Dan Biles, Kansas supreme court justice and visiting professor of practice in journalism and mass communications, said giving up some privacy in these times is worth it to fight COVID-19 in his personal opinion.
“I have no personal objection to having an app loaded on my phone to track me,” Biles said. “People can track me all they want if it helps fight this virus.”
Biles’ daughter works at the University of Kansas Medical Center, and he said she’s spoken to him about the benefits of contact tracing.
“She told me that contact tracing helped [the medical center] keep an eye on the virus and how it spread, so I can imagine bringing [contact tracing] to campus would help fight it quite a bit,” Biles said.
Some students directly oppose Biles’ position on contact tracing, claiming it’s an overreach by both the university and local government.
“It is an invasion of privacy, especially when the student lives off-campus,” Matt Kirkland, senior in construction science, said.

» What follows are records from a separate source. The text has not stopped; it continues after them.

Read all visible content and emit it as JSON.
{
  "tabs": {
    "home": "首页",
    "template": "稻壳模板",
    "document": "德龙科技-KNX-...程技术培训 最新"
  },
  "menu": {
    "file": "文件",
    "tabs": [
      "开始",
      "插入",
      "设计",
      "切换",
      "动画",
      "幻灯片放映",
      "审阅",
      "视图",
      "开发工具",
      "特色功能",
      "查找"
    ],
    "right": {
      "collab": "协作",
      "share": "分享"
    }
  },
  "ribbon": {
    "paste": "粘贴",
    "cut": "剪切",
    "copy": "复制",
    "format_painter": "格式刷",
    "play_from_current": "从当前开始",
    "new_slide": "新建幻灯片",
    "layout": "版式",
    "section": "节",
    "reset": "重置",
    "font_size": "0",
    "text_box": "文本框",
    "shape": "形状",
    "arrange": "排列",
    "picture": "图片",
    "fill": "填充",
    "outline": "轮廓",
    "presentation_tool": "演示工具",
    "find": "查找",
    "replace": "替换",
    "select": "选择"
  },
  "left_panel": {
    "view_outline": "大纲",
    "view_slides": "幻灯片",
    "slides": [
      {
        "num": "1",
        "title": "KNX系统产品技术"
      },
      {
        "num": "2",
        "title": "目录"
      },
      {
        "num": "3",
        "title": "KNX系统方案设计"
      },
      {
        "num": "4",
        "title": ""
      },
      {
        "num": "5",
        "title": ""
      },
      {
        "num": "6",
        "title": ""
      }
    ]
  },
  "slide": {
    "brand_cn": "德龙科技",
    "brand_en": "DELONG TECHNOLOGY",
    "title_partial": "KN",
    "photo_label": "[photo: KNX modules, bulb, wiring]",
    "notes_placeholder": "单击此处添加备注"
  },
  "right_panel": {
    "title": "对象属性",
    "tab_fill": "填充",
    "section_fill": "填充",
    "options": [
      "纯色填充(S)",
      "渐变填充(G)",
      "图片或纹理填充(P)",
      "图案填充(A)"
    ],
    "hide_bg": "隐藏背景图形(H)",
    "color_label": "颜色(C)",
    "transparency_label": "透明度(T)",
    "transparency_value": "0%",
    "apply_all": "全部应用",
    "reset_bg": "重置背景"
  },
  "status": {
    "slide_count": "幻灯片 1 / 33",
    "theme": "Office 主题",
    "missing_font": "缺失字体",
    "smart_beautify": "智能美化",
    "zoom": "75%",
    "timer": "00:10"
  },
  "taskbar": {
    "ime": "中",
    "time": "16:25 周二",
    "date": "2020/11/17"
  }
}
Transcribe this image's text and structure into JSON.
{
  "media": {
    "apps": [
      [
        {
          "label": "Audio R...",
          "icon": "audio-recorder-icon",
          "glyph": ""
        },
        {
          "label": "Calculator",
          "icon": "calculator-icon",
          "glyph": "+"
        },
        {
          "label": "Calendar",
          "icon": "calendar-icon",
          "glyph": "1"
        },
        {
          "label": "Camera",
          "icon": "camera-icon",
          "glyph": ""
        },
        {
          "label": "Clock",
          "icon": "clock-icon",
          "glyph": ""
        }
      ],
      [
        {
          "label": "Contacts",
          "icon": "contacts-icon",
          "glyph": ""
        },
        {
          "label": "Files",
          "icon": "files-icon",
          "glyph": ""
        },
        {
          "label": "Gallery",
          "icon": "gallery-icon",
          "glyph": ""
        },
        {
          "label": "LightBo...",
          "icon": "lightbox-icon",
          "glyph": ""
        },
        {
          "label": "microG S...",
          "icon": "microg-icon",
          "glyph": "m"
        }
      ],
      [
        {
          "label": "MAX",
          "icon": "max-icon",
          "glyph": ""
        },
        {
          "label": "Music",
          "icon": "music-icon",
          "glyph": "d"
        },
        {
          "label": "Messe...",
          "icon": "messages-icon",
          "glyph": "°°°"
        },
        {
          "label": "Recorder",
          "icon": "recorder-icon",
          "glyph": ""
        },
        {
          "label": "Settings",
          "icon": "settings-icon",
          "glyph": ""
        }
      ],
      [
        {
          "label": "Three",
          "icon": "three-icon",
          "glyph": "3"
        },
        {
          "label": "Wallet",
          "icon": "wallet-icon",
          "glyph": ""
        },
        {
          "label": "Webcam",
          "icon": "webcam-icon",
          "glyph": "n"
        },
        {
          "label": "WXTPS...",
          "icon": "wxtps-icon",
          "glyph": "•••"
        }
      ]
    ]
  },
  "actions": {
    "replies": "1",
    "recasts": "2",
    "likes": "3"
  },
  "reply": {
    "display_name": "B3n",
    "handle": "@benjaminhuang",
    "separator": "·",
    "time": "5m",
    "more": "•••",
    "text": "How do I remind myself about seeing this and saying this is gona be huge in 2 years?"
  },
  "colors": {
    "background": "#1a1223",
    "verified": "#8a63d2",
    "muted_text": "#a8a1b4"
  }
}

Jack Roenne, senior in agricultural economics, said he feels taking private information without consent shouldn’t be the government’s role in fighting COVID-19.
“I don’t live on-campus, but my little sister does, and I wouldn’t feel comfortable with anyone in my family, especially my little sister, having her private information given to the government by Kansas State,” Roenne said.